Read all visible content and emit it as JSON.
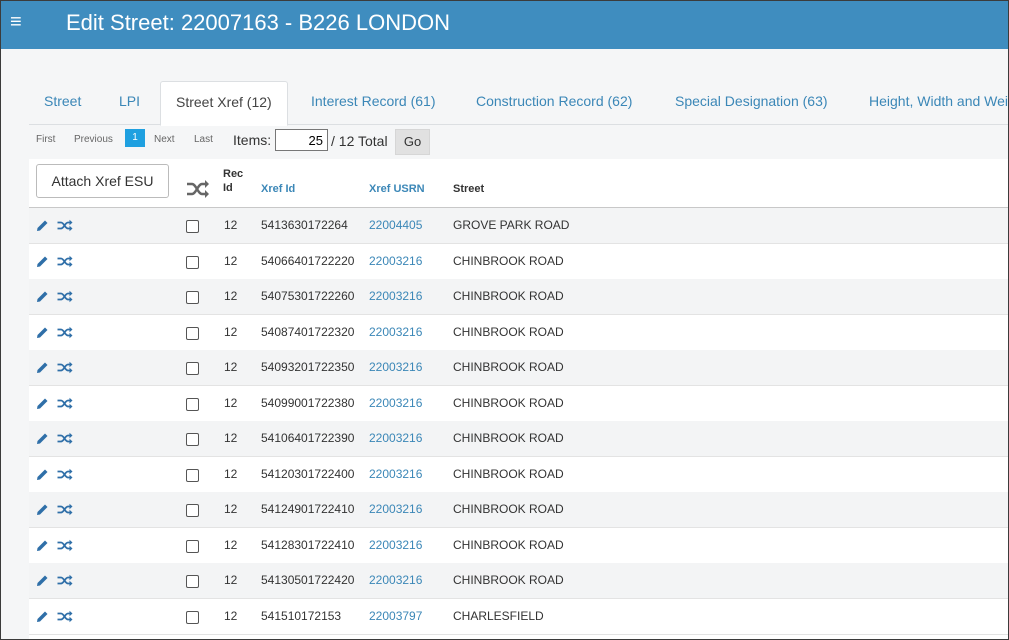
{
  "header": {
    "menu_glyph": "≡",
    "title": "Edit Street: 22007163 - B226 LONDON"
  },
  "tabs": [
    {
      "label": "Street"
    },
    {
      "label": "LPI"
    },
    {
      "label": "Street Xref (12)",
      "active": true
    },
    {
      "label": "Interest Record (61)"
    },
    {
      "label": "Construction Record (62)"
    },
    {
      "label": "Special Designation (63)"
    },
    {
      "label": "Height, Width and Weight"
    }
  ],
  "pager": {
    "first": "First",
    "previous": "Previous",
    "current_page": "1",
    "next": "Next",
    "last": "Last",
    "items_label": "Items:",
    "items_value": "25",
    "total": "/ 12 Total",
    "go": "Go"
  },
  "table": {
    "attach_button": "Attach Xref ESU",
    "columns": {
      "rec_id": "Rec\nId",
      "xref_id": "Xref Id",
      "xref_usrn": "Xref USRN",
      "street": "Street"
    },
    "rows": [
      {
        "rec_id": "12",
        "xref_id": "5413630172264",
        "xref_usrn": "22004405",
        "street": "GROVE PARK ROAD"
      },
      {
        "rec_id": "12",
        "xref_id": "54066401722220",
        "xref_usrn": "22003216",
        "street": "CHINBROOK ROAD"
      },
      {
        "rec_id": "12",
        "xref_id": "54075301722260",
        "xref_usrn": "22003216",
        "street": "CHINBROOK ROAD"
      },
      {
        "rec_id": "12",
        "xref_id": "54087401722320",
        "xref_usrn": "22003216",
        "street": "CHINBROOK ROAD"
      },
      {
        "rec_id": "12",
        "xref_id": "54093201722350",
        "xref_usrn": "22003216",
        "street": "CHINBROOK ROAD"
      },
      {
        "rec_id": "12",
        "xref_id": "54099001722380",
        "xref_usrn": "22003216",
        "street": "CHINBROOK ROAD"
      },
      {
        "rec_id": "12",
        "xref_id": "54106401722390",
        "xref_usrn": "22003216",
        "street": "CHINBROOK ROAD"
      },
      {
        "rec_id": "12",
        "xref_id": "54120301722400",
        "xref_usrn": "22003216",
        "street": "CHINBROOK ROAD"
      },
      {
        "rec_id": "12",
        "xref_id": "54124901722410",
        "xref_usrn": "22003216",
        "street": "CHINBROOK ROAD"
      },
      {
        "rec_id": "12",
        "xref_id": "54128301722410",
        "xref_usrn": "22003216",
        "street": "CHINBROOK ROAD"
      },
      {
        "rec_id": "12",
        "xref_id": "54130501722420",
        "xref_usrn": "22003216",
        "street": "CHINBROOK ROAD"
      },
      {
        "rec_id": "12",
        "xref_id": "541510172153",
        "xref_usrn": "22003797",
        "street": "CHARLESFIELD"
      }
    ]
  },
  "colors": {
    "header_bg": "#3f8dbf",
    "link": "#3b87b7",
    "page_active": "#1fa0e0",
    "icon": "#2f6fa8"
  }
}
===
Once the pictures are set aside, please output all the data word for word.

Read all visible content and emit it as JSON.
{
  "header": {
    "menu_glyph": "≡",
    "title": "Edit Street: 22007163 - B226 LONDON"
  },
  "tabs": [
    {
      "label": "Street"
    },
    {
      "label": "LPI"
    },
    {
      "label": "Street Xref (12)",
      "active": true
    },
    {
      "label": "Interest Record (61)"
    },
    {
      "label": "Construction Record (62)"
    },
    {
      "label": "Special Designation (63)"
    },
    {
      "label": "Height, Width and Weight"
    }
  ],
  "pager": {
    "first": "First",
    "previous": "Previous",
    "current_page": "1",
    "next": "Next",
    "last": "Last",
    "items_label": "Items:",
    "items_value": "25",
    "total": "/ 12 Total",
    "go": "Go"
  },
  "table": {
    "attach_button": "Attach Xref ESU",
    "columns": {
      "rec_id": "Rec\nId",
      "xref_id": "Xref Id",
      "xref_usrn": "Xref USRN",
      "street": "Street"
    },
    "rows": [
      {
        "rec_id": "12",
        "xref_id": "5413630172264",
        "xref_usrn": "22004405",
        "street": "GROVE PARK ROAD"
      },
      {
        "rec_id": "12",
        "xref_id": "54066401722220",
        "xref_usrn": "22003216",
        "street": "CHINBROOK ROAD"
      },
      {
        "rec_id": "12",
        "xref_id": "54075301722260",
        "xref_usrn": "22003216",
        "street": "CHINBROOK ROAD"
      },
      {
        "rec_id": "12",
        "xref_id": "54087401722320",
        "xref_usrn": "22003216",
        "street": "CHINBROOK ROAD"
      },
      {
        "rec_id": "12",
        "xref_id": "54093201722350",
        "xref_usrn": "22003216",
        "street": "CHINBROOK ROAD"
      },
      {
        "rec_id": "12",
        "xref_id": "54099001722380",
        "xref_usrn": "22003216",
        "street": "CHINBROOK ROAD"
      },
      {
        "rec_id": "12",
        "xref_id": "54106401722390",
        "xref_usrn": "22003216",
        "street": "CHINBROOK ROAD"
      },
      {
        "rec_id": "12",
        "xref_id": "54120301722400",
        "xref_usrn": "22003216",
        "street": "CHINBROOK ROAD"
      },
      {
        "rec_id": "12",
        "xref_id": "54124901722410",
        "xref_usrn": "22003216",
        "street": "CHINBROOK ROAD"
      },
      {
        "rec_id": "12",
        "xref_id": "54128301722410",
        "xref_usrn": "22003216",
        "street": "CHINBROOK ROAD"
      },
      {
        "rec_id": "12",
        "xref_id": "54130501722420",
        "xref_usrn": "22003216",
        "street": "CHINBROOK ROAD"
      },
      {
        "rec_id": "12",
        "xref_id": "541510172153",
        "xref_usrn": "22003797",
        "street": "CHARLESFIELD"
      }
    ]
  },
  "colors": {
    "header_bg": "#3f8dbf",
    "link": "#3b87b7",
    "page_active": "#1fa0e0",
    "icon": "#2f6fa8"
  }
}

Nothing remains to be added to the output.